Like the leaders of the Conservative Resurgence (CR), those leading the push for a GCR are populists, not prophets. Prophets proclaim a message that is counter-cultural (in this instance the culture of SB churches). Prophets call the people to change, to repent, to pursue a different path. Prophets are called by God to reprove and to correct the people. Populists, on the other hand, proclaim a message that the people have already embraced. Generally, we can think of populists as those who rage against the machine (in this case, the bureaucracy of the SBC). Leaders of the CR claimed that the churches of the convention were conservative, but the agencies of the convention were not; the agencies needed to change, not the churches. It was argued that the collective voice of the conservative churches, which represented the majority of SB churches, were being sidelined and ignored. These populist leaders were part of a grassroots movement to impress the will of the churches on their agencies.

GCR leaders should be seen in much the same way. They contend that God is already moving among Southern Baptists in a way that has motivated them to a deep and abiding concern for the Great Commission. This spiritual awakening has prompted SBs to reassess their own individual lives, their church ministries, and the priorities of the agencies they support through the CP. Their assessment led them to personal repentance and corporate repentance. They have reordered how they “do church,” to be more single-mindedly focused on the Gospel of Jesus Christ and the proclamation of repentance and the forgiveness of sin to the nations (Luke 24:46-49). Rather than massive, expensive building programs creating huge edifices, they have redirected their funds to missions both in their own cities and around the world.

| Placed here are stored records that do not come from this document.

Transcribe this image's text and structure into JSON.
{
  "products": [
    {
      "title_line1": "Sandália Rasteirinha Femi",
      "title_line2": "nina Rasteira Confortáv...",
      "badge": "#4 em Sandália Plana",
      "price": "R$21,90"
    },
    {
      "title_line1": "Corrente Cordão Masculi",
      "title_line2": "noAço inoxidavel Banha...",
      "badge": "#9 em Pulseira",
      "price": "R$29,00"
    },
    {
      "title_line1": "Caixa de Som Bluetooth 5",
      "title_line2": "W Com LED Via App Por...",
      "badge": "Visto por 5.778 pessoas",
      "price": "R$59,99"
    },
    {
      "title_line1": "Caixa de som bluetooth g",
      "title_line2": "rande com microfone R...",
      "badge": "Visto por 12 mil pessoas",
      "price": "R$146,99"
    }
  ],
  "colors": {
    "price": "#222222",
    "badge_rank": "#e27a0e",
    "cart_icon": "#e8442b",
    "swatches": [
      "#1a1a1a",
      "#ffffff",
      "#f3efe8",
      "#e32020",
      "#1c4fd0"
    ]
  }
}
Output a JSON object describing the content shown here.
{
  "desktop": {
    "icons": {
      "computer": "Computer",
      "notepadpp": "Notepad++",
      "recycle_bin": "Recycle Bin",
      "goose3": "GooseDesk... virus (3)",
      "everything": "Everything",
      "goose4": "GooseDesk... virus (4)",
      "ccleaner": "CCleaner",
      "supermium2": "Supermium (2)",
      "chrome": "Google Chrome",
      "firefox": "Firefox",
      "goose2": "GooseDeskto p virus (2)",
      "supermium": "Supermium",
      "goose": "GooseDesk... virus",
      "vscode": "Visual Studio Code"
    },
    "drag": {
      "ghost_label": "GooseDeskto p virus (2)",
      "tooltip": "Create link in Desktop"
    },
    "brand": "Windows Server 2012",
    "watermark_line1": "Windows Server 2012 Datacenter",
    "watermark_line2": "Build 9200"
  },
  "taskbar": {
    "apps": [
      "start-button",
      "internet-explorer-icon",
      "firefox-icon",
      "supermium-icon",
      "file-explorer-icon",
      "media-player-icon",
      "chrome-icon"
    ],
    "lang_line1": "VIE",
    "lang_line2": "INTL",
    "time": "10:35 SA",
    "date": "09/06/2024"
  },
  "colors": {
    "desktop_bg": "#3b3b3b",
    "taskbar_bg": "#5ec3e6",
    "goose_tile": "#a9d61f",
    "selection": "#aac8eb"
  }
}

But they have also looked and found, in their opinion, their association of churches to be lacking as well. After being awakened to the Gospel, they have changed their personal priorities and have led their churches to change their priorities as well, to focus more directly and solely on the Gospel. To continue to give funds through a mechanism that operates contrary to their Great Commission priorities would be hypocritical. The facts are obvious, an obnoxious percentage of a church’s CP dollars remain in the southeastern part of the United States, where 2/3s of SB already live on mission. “Why do we need to keep so much here?” they wonder.

GCR-type SBs see little need for yet another conference on how to grow your church through Sunday School (or Bible study formerly known as SS). Why are CP dollars, they wonder, supporting local staff who consult with churches when networking is a much more relational, natural, and, it is argued, effective way to brainstorm, inform, and transform. If these SBs are already building organic networks with other SB churches that help them do the work of the Gospel better, then why give sacrificially to programs and initiatives that have outgrown their usefulness. Becoming Gospel-driven in their churches has led them to be Gospel-driven in their cooperation.

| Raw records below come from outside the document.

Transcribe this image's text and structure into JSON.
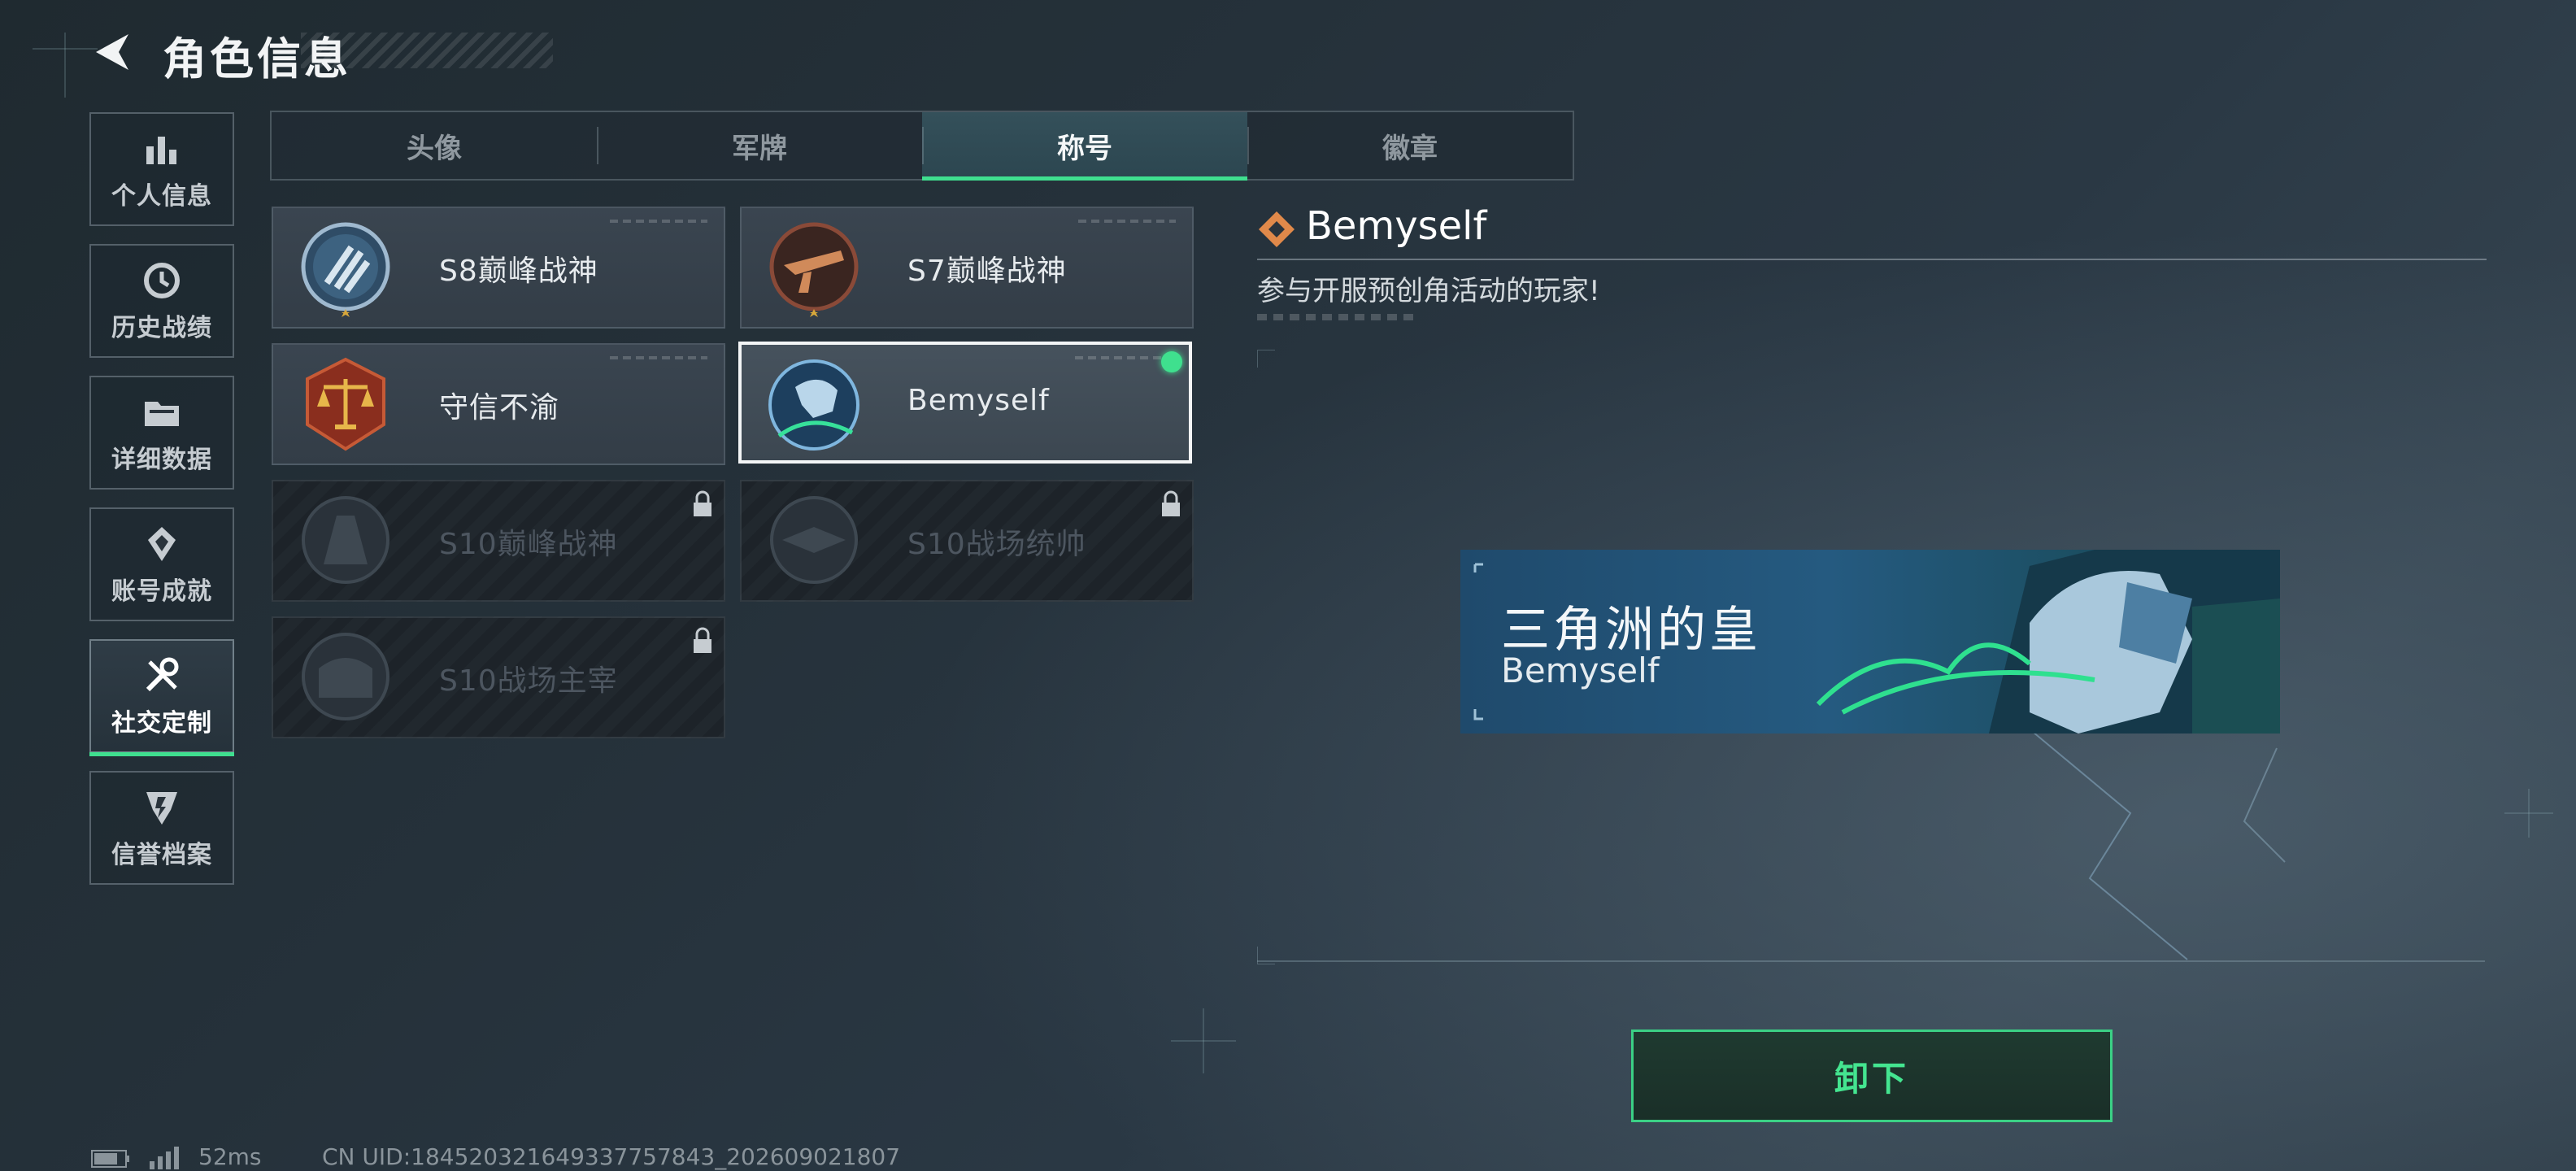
{
  "header": {
    "title": "角色信息"
  },
  "sidebar": {
    "items": [
      {
        "label": "个人信息",
        "icon": "bar-chart-icon"
      },
      {
        "label": "历史战绩",
        "icon": "history-clock-icon"
      },
      {
        "label": "详细数据",
        "icon": "folder-icon"
      },
      {
        "label": "账号成就",
        "icon": "achievement-icon"
      },
      {
        "label": "社交定制",
        "icon": "tools-icon",
        "active": true
      },
      {
        "label": "信誉档案",
        "icon": "credit-shield-icon"
      }
    ]
  },
  "tabs": [
    {
      "label": "头像"
    },
    {
      "label": "军牌"
    },
    {
      "label": "称号",
      "active": true
    },
    {
      "label": "徽章"
    }
  ],
  "titles": [
    {
      "name": "S8巅峰战神",
      "state": "unlocked"
    },
    {
      "name": "S7巅峰战神",
      "state": "unlocked"
    },
    {
      "name": "守信不渝",
      "state": "unlocked"
    },
    {
      "name": "Bemyself",
      "state": "equipped"
    },
    {
      "name": "S10巅峰战神",
      "state": "locked"
    },
    {
      "name": "S10战场统帅",
      "state": "locked"
    },
    {
      "name": "S10战场主宰",
      "state": "locked"
    }
  ],
  "detail": {
    "name": "Bemyself",
    "description": "参与开服预创角活动的玩家!",
    "banner": {
      "title": "三角洲的皇",
      "subtitle": "Bemyself"
    }
  },
  "actions": {
    "unequip": "卸下"
  },
  "status": {
    "ping": "52ms",
    "uid": "CN UID:184520321649337757843_202609021807"
  },
  "colors": {
    "accent": "#3fdf8f",
    "selected_border": "#f3f5f6",
    "bronze": "#d08a5a"
  }
}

A movement is afoot among the churches of the convention. Christians have become consumed by the Gospel and are therefore consumed with the Mission of the Gospel to the nations. They will no longer support denominational efforts that do not reflect that priority, just as conservative SBs refused to continue to support a denominational bureaucracy that was inconsistent with their view of the Bible.

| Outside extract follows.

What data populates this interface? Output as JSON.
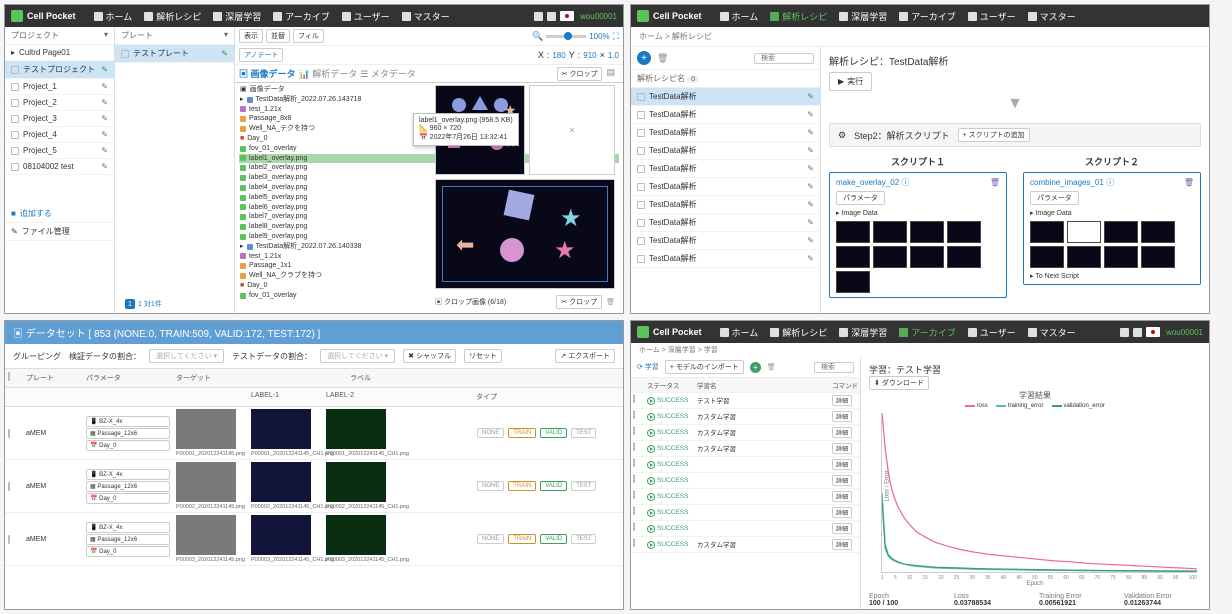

The GCR is a response to the demands of Great Commission Southern Baptists whose hearts have been awakened to the Gospel, in precisely the same way that the CR was a response to the demands of conservative Southern Baptists whose hearts had been awakened to the inerrancy of Scripture. The GCR is the outcome that those in the CR prayed for. Return to the Bible, they claimed, and Great Commission ministry would follow. Their predictions have come to pass and their prayers have been answered. And now, just as the structure of the convention required transformation because the churches of the convention were already conservative, so too does the convention now require change because the churches have already become spiritually awakened. The spiritual transformation has already occurred, and the structural transformation must now follow.